_Data shown_:
-- Opening Marker --

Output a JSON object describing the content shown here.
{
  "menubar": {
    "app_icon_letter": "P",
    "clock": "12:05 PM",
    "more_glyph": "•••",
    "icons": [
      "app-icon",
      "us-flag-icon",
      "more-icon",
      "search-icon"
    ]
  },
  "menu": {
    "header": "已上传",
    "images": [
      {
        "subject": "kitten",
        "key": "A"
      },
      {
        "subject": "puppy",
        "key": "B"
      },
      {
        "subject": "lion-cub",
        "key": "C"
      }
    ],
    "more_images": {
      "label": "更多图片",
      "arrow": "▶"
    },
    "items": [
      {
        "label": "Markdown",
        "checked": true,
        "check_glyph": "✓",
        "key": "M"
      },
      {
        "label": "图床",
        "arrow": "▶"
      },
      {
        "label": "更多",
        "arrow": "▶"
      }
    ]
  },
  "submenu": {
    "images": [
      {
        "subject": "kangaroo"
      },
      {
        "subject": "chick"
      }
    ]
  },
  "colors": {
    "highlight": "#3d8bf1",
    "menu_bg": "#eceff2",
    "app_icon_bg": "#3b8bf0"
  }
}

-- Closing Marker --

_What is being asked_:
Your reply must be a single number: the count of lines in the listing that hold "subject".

_Solution to the exercise_:
5